    If time/money allows, and I get one town section done, I can move on to the next most important one, if that one is finished, than move onto the third…

  4. mike

    Hi Chris,

    Sometimes we don’t see the obvious until it’s framed in a different context. Matthieu’s example states it so clearly. You make an excellent point about how our thinking is driven by the physical boundaries of the space at hand. The discussion we’re all used to is framed by the very criteria you mentioned. The fact that it’s so difficult to reframed things illustrates just how deeply ingrained our thinking is. As you suggested, many never consider why they want what they want. Too many things about this work have become assumed rather than chosen. Is it wrong to utilize all of the space available? I would agree that no, it isn’t, as long as one makes that choice fully informed rather than from the default of this is what you’re supposed to do.

    Good thoughts as always,

  5. mike

    Hi Simon,
    It’s interesting how the cultural differences have shaped the craft, not only in terms of products but the common beliefs about what’s possible. Your housing stock has driven the design equation as much as ours has. I don’t know how it is in the UK but we see two distinct views between modelers and operators. Each has their criteria for how things are to be done and what is and isn’t possible and or practical. The operations side has driven the design discussion for some time now. Not making a judgement about that, just acknowledging the impact their criteria have had. It’s been a mixed blessing as many people now see operations driven design extremes for what they are. That said, the operations focus has enlightened us all to possibilities we wouldn’t have considered in the past.
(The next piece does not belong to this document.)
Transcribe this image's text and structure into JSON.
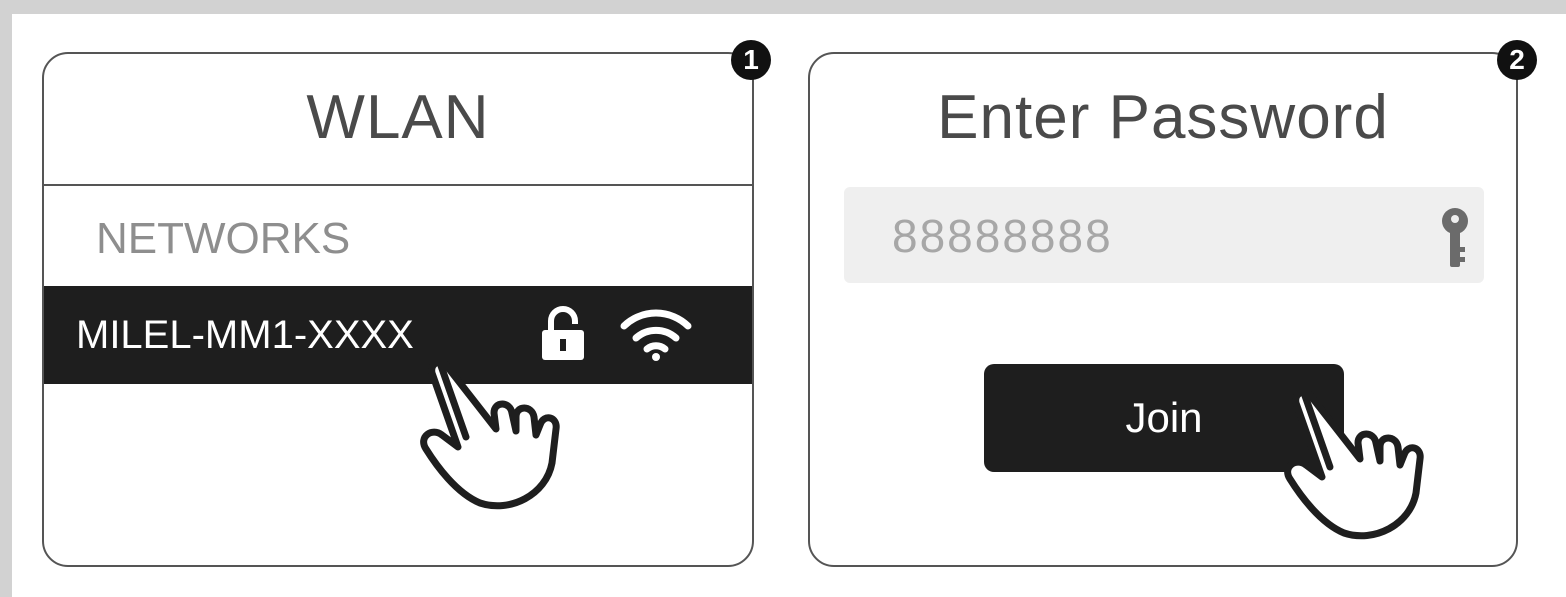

    The balance isn understanding it isn’t an either/or choice. Sadly people always seem to think it is. It isn’t of course, which is why I keep hammering away at it.


  6. mike

    Hi Craig,

    Yours has to be one of the most unusual and interesting projects I know of. I’d really love to have you share more about it with folks here on the blog. Let’s plan on doing that in 2016. Email me sometime and we’ll talk about it.


  7. Ctown

    Will do, I’d love to bounce my crazy ideas off someone else… I think a lot of this desire stems from working with the prototype everyday, and seeing how the railroad fits into the surrounding areas. Railroads don’t operate in a vacuum, like we tend to see in the modeling world. Plus, the research aspect of this type of modeling can be just as challenging and interesting as actual modeling.

  8. Simon

    We do get “creative tension” between operators and builders, but in a slightly different direction. It tends to be more between those who want to fill every square inch with track, and those who wish to create a realistic scene. As it was once put, between those who have a model railway and those who wish to model a railway.

    A good selection of photos of Lydham Heath at an exhibition, featuring Barry Norman and the late Robin Fielding (Bob is the taller of the two) can be found on the Uckfield MRC’s site: 2005 exhibition.

    (I hope I got the HTML code right!)